The complications of the ALIF surgery include infection, nerve damage, blood clots or blood loss or bowel and bladder problem and any problem associated with anesthesia. The underlying risk of spinal fusion surgery is failure of fusion of vertebral bone and bone graft which usually requires an additional surgery.
Talk to your spine surgeon if you have any concerns or queries regarding ALIF.
Other Complex Spine Surgery List
- Lumbar Fusions
- Lumbar Artificial Disc Replacements
- Minimal Exposure Tubular Retractor (METRx) System
- Minimally Invasive Lumbar Fusions
- Posterior Lumbar Fusions
- Posterior Lumbar Interbody Fusion Surgery
- Posterolateral Lumbar Fusion
- Spondylolisthesis Reduction & Fusion
- Transforaminal Lumbar Interbody Fusion (TLIF)
- Minimally Invasive Lumbar Discectomy
- Lumbar Microdiscectomy
- Lumbar Laminectomy
- Anterior Lumbar Corpectomy and Fusion 88
- Lumbar Discectomy
- Thoracic Spine Decompression
- Thoracic Spine Fusion
- Thoracic Vertebroplasty
- Thoracic Discectomy
- Spinal Manipulation
- Spine Injections
- Revision Spinal Surgery
- Minimally Invasive Spine Surgery (MISS)
- X-LIF Extreme Lateral Interbody Fusion
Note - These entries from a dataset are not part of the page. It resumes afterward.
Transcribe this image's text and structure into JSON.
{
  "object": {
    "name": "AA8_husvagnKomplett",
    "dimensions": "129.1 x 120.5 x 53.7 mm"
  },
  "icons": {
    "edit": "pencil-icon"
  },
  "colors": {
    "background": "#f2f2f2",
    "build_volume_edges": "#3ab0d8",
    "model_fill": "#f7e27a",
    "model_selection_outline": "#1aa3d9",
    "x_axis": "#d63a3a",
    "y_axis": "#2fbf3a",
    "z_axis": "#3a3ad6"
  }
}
- Spine Osteotomy
- Anterior Cervical Discectomy
- Anterior Cervical Discectomy with Fusion (ACDF)
- Cervical Corpectomy
- Cervical Disc Replacement
- Cervical Foraminotomy
- Cervical Laminectomy
- Cervical Laminoplasty
- Minimally Invasive Cervical Discectomy
- Multilevel Posterior Cervical Laminectomy and Fusion
- Posterior Cervical Microforaminotomy
- Anterior Lumbar Corpectomy and Fusion
- Spinal Deformity Surgery